When it comes to finding the right solution for your scleral lenses, it is important to understand the specific needs and requirements of your eyes. Scleral lenses are specialized contact lenses that cover a larger portion of the eye's surface, providing improved comfort and visual acuity for individuals with certain eye conditions. However, using the right solution is crucial for maintaining their effectiveness and ensuring optimal eye health.
One of the most commonly recommended solutions for scleral lenses is a preservative-free saline solution. This type of solution is gentle on the eyes and helps to maintain the moisture and cleanliness of the lenses. It is important to choose a preservative-free option, as some preservatives can cause irritation or allergic reactions in sensitive eyes.
Another option for cleaning and disinfecting scleral lenses is hydrogen peroxide-based solutions. These solutions provide a thorough cleaning and disinfection process, removing debris and microorganisms that can accumulate on the lenses. However, it is essential to follow the manufacturer's instructions carefully when using hydrogen peroxide-based solutions, as they require a specific neutralization process before the lenses can be inserted into the eyes.
In some cases, your eye care professional may recommend a specific multi-purpose solution for your scleral lenses. These solutions are designed to clean, disinfect, rinse, and store the lenses. They offer convenience and simplicity in maintaining your lenses, but it is essential to use a solution that is compatible with your specific lens material and follow the instructions provided.
It is important to consult with your eye care professional to determine the most suitable solution for your scleral lenses.

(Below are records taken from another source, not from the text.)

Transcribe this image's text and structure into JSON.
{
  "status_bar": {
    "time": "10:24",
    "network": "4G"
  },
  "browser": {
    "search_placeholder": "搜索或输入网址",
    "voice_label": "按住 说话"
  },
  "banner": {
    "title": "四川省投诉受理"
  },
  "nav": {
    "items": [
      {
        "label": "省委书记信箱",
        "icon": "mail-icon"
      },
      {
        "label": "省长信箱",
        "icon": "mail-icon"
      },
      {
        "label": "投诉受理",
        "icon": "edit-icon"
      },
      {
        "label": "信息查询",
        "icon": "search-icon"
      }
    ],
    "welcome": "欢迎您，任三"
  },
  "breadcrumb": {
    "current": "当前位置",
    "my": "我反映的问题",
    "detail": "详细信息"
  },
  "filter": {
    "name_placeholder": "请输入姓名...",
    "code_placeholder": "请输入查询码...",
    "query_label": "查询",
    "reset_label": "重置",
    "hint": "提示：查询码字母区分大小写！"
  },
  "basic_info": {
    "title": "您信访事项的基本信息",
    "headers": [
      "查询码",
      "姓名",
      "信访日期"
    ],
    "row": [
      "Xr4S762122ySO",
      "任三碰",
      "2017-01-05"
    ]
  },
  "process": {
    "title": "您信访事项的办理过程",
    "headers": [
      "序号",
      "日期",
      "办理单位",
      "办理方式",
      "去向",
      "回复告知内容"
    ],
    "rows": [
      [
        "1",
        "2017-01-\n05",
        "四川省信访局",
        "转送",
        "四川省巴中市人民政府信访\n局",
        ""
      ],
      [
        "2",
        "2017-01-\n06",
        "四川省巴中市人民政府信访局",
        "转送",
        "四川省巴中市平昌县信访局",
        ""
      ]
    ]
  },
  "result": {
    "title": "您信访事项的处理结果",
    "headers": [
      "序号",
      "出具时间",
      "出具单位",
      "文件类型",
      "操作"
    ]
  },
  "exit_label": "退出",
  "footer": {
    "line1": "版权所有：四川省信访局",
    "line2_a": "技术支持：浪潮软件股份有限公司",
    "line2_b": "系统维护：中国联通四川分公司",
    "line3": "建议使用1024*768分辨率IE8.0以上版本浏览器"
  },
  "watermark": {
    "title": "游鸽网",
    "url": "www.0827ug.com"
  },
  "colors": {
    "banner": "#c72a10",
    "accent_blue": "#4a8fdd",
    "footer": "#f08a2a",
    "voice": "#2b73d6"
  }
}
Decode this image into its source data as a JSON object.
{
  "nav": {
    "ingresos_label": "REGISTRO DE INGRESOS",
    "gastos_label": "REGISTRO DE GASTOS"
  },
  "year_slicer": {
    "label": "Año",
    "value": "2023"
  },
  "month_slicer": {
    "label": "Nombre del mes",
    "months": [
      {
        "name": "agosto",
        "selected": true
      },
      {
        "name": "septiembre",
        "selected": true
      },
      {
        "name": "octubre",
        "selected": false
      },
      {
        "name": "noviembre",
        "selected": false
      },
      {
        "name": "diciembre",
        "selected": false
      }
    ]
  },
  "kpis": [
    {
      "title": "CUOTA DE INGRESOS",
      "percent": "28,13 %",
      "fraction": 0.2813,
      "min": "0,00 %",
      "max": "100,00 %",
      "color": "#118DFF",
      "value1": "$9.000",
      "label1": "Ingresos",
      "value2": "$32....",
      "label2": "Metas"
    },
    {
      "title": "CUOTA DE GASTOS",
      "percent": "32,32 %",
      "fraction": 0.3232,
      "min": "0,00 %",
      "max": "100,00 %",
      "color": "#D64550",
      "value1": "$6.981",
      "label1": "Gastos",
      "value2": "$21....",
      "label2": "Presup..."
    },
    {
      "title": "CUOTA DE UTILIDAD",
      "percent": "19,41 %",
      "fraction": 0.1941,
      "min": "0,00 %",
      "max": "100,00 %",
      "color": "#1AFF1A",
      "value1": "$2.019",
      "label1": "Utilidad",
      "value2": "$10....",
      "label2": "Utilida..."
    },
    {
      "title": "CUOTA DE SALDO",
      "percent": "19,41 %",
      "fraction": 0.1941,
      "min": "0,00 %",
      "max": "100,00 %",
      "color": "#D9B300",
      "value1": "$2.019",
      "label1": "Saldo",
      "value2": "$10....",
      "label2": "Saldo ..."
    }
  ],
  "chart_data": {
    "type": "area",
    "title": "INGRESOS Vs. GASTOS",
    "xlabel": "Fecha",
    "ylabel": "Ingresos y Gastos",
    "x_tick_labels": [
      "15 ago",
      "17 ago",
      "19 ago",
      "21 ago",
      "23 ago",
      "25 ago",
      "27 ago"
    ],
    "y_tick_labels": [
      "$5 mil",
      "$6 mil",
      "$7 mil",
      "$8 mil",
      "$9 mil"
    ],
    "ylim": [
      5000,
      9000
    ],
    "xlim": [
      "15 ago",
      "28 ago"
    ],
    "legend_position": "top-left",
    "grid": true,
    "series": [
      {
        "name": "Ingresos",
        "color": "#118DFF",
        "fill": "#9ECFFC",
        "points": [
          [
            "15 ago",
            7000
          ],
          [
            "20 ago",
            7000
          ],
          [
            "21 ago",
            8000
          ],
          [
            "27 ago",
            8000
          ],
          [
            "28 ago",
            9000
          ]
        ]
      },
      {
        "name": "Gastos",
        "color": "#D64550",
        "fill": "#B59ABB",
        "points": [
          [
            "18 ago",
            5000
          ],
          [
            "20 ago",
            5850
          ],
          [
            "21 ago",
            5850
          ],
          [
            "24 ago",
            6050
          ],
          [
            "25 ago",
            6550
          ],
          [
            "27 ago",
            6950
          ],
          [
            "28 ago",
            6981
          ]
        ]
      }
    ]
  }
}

They can assess your specific needs, take into account any underlying eye conditions, and recommend the appropriate solution for you. Regular follow-ups with your eye care professional are also essential to monitor the health of your eyes and ensure that the chosen solution continues to meet your needs.
Finding the right solution for your scleral lenses is crucial for maintaining their effectiveness and preserving the health of your eyes. Whether it is a preservative-free saline solution, a hydrogen peroxide-based solution, or a multi-purpose solution, it is important to follow the recommendations of your eye care professional. Regular check-ups and open communication with your eye care professional will help ensure that you are using the most suitable solution for your scleral lenses and enjoying optimal eye health and visual acuity.
How to clean your scleral lenses
Keeping your scleral contact lenses clean is crucial for maintaining clear vision and healthy eyes. By following the proper cleaning techniques discussed in this article, you can ensure that your lenses remain free from debris, bacteria, and irritants that can cause discomfort and potentially lead to eye infections. Remember to always consult with your eye care professional for specific cleaning instructions based on your individual needs and lens type.
Regularly cleaning your scleral contact lenses not only improves their longevity but also enhances your overall wearing experience. It allows you to enjoy the benefits of clear, crisp vision while minimizing the risk of eye-related complications. By adopting a consistent cleaning routine, you can keep your scleral lenses in optimal condition, providing you with the comfort and vision correction you deserve.
We hope this article has been informative and helpful in guiding you through the proper cleaning techniques for your scleral contact lenses. If you found this information valuable, we invite you to explore our other articles on contact lens care, eye health, and vision correction. Remember, prioritizing your eye health is essential, and staying informed is the key to achieving it.